- **TASK REQUIREMENTS**
Give the count of lines in the entries that include "text", and write nothing besides it.

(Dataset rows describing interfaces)

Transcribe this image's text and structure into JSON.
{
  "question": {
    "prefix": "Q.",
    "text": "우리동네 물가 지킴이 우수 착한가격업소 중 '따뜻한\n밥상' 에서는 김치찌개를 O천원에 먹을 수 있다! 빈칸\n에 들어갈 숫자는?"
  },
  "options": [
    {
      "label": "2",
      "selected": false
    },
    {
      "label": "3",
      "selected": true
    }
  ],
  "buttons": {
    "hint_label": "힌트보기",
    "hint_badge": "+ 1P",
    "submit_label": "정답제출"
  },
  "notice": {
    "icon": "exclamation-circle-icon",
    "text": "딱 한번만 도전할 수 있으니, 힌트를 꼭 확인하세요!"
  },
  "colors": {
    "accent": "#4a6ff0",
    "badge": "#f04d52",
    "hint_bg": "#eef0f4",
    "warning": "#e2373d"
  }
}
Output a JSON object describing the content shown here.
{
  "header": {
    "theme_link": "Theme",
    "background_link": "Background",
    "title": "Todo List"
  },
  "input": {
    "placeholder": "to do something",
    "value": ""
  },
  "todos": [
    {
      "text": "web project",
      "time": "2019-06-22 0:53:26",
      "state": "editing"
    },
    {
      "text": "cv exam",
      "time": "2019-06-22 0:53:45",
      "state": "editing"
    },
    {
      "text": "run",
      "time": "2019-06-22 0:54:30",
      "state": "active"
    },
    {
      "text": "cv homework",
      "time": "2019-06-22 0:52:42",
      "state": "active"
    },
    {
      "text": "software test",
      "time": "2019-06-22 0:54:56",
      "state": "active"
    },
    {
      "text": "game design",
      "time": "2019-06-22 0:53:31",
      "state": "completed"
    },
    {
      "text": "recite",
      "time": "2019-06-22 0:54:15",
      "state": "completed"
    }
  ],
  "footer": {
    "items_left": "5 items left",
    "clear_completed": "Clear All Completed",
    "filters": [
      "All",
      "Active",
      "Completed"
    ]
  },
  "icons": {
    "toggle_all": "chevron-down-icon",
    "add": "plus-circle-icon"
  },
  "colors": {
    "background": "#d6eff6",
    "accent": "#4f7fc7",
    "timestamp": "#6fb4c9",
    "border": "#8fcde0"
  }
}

- **ANSWER BELOW**
10